-- Records provided follows --

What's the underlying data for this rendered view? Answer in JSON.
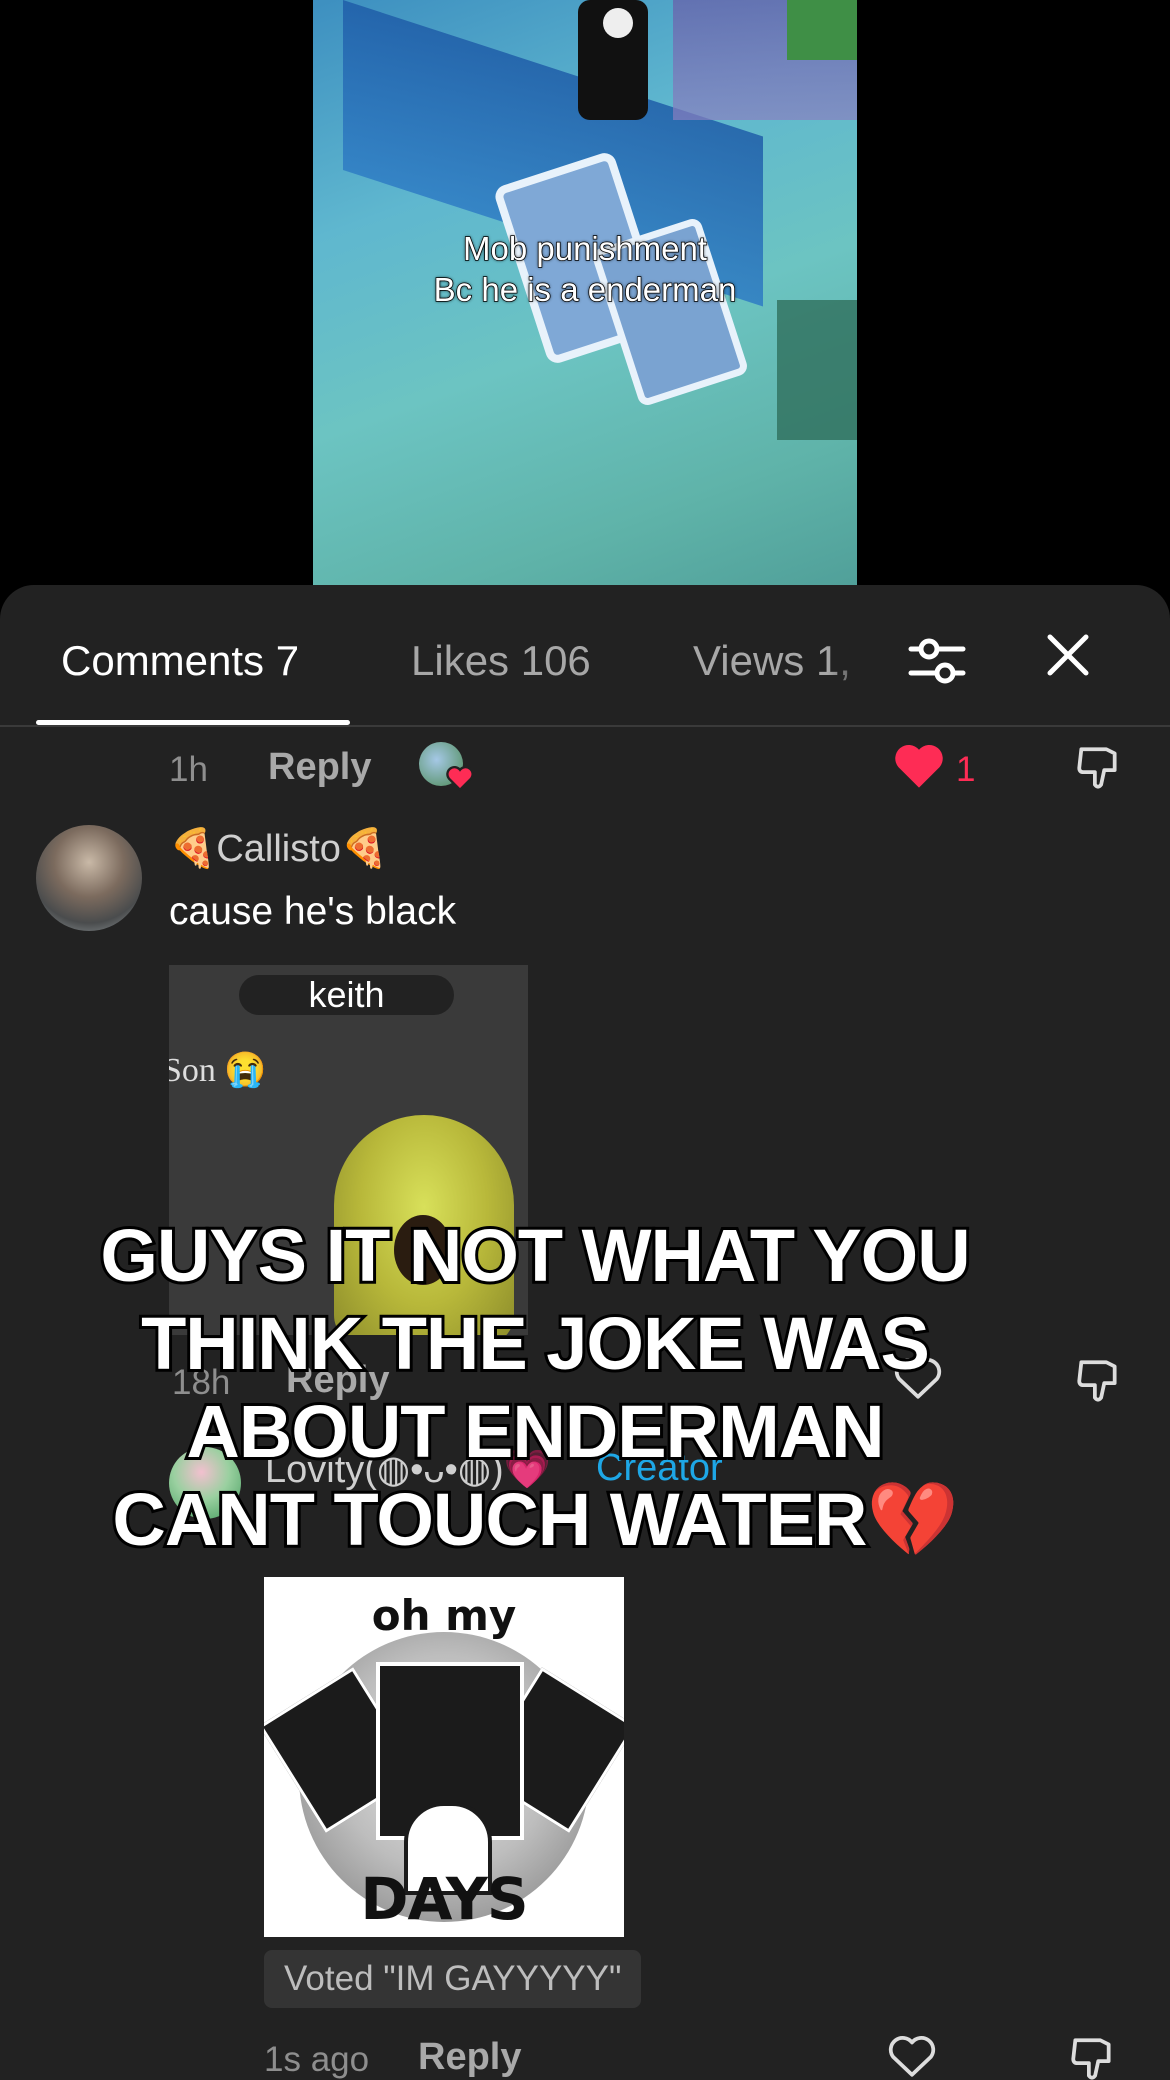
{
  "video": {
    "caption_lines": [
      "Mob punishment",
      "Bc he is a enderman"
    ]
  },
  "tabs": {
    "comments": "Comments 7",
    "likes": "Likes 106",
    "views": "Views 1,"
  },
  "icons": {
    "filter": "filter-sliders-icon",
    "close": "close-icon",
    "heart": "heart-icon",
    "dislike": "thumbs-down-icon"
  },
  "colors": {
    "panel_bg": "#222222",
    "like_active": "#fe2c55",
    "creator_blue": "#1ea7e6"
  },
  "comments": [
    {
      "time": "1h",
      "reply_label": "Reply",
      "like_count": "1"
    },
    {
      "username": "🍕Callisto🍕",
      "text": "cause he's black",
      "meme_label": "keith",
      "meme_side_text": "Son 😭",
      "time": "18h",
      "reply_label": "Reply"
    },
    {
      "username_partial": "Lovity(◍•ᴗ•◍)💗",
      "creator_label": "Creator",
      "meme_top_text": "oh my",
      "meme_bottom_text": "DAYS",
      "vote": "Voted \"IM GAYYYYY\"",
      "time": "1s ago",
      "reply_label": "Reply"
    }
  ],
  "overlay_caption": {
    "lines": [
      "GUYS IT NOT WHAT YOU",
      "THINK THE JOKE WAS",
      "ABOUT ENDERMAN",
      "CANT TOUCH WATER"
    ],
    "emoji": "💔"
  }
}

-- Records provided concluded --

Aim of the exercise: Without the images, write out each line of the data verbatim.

Solved problem:
What's the underlying data for this rendered view? Answer in JSON.
{
  "video": {
    "caption_lines": [
      "Mob punishment",
      "Bc he is a enderman"
    ]
  },
  "tabs": {
    "comments": "Comments 7",
    "likes": "Likes 106",
    "views": "Views 1,"
  },
  "icons": {
    "filter": "filter-sliders-icon",
    "close": "close-icon",
    "heart": "heart-icon",
    "dislike": "thumbs-down-icon"
  },
  "colors": {
    "panel_bg": "#222222",
    "like_active": "#fe2c55",
    "creator_blue": "#1ea7e6"
  },
  "comments": [
    {
      "time": "1h",
      "reply_label": "Reply",
      "like_count": "1"
    },
    {
      "username": "🍕Callisto🍕",
      "text": "cause he's black",
      "meme_label": "keith",
      "meme_side_text": "Son 😭",
      "time": "18h",
      "reply_label": "Reply"
    },
    {
      "username_partial": "Lovity(◍•ᴗ•◍)💗",
      "creator_label": "Creator",
      "meme_top_text": "oh my",
      "meme_bottom_text": "DAYS",
      "vote": "Voted \"IM GAYYYYY\"",
      "time": "1s ago",
      "reply_label": "Reply"
    }
  ],
  "overlay_caption": {
    "lines": [
      "GUYS IT NOT WHAT YOU",
      "THINK THE JOKE WAS",
      "ABOUT ENDERMAN",
      "CANT TOUCH WATER"
    ],
    "emoji": "💔"
  }
}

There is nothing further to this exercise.